While Farivar came in first in the primary, Rave has raised the most money. According to the Washington Public Disclosure Commission, Rave brought in more than $312,000 in campaign contributions through Oct. 31, compared to Farivar’s nearly $170,000. Both candidates relied mainly on individual donors, with some donations from labor unions and PACs. Rave drew in more support from the wealthy too, receiving more than $9,000 from businesses directly and garnering 214 donations from individuals equal to or more than $500. Farivar received 106 big donations.
Rave also got more than $38,500 in support from “super PACs” — political committees which independently spend money on behalf of candidates. Her main corporate support came from the health care industry, including the insurance providers Regence and Premera Blue Cross. Rave also received donations from food and alcohol industry organizations and $1,000 from Anheuser-Busch. Unlike Rave, Farivar did not receive corporate support.

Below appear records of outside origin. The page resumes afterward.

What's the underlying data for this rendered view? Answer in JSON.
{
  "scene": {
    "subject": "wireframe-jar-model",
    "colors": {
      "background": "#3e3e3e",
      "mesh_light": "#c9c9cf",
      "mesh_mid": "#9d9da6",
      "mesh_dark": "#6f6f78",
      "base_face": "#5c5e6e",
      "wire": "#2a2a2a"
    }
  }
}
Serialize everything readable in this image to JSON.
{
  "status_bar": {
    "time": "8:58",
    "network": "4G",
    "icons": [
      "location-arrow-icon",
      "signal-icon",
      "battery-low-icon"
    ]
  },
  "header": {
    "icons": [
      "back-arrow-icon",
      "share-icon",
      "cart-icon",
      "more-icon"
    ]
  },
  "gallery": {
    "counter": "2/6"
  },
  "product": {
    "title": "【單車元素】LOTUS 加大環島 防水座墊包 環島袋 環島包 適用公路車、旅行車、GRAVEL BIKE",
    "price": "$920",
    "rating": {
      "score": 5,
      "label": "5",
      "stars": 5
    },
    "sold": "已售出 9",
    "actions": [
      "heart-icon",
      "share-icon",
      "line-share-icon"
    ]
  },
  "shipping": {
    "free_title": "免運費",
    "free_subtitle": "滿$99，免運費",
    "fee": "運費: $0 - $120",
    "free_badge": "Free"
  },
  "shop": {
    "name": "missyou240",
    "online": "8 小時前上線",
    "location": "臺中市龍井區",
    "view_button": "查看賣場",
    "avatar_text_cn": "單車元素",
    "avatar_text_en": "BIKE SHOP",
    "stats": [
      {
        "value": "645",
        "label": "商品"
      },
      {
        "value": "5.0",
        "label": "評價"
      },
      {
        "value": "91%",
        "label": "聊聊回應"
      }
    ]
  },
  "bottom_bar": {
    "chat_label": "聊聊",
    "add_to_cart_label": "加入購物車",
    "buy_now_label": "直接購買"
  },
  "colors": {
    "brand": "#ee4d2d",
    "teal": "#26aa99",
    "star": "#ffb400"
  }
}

In her interview with Real Change, Farivar said that her experience as the policy director of Disability Rights Washington made her uniquely ready to hit the ground running with policymaking. Meanwhile, Rave pointed to her advocacy work with the American Academy of Pediatrics and said that her unique perspective as a physician would be a big asset in Olympia.
While both candidates highlighted their mainstream liberal credentials, Farivar distinguished herself as the more progressive candidate on issues such as police reform. She said that she was proud of advocating for the passage of multiple police accountability bills in 2021 and said that she would build on that if elected. In contrast, Rave focused more on Seattle debates on public safety, saying she had never supported the “defund the police” movement and that the current police force was “depleted.”
Rave and Farivar received support from labor unions, though Farivar got the backing of more progressive organizations as well as the other three primary opponents. The conservative Seattle Times editorial board endorsed Rave while the more progressive-leaning The Stranger Election Control Board backed Farivar. In many ways, the 46th district position number 2 race reflects an ongoing divide between more conservative and progressive forces within the Democratic party.
Ballots will continue to trickle in over the next few weeks with final results to be posted on Nov. 29.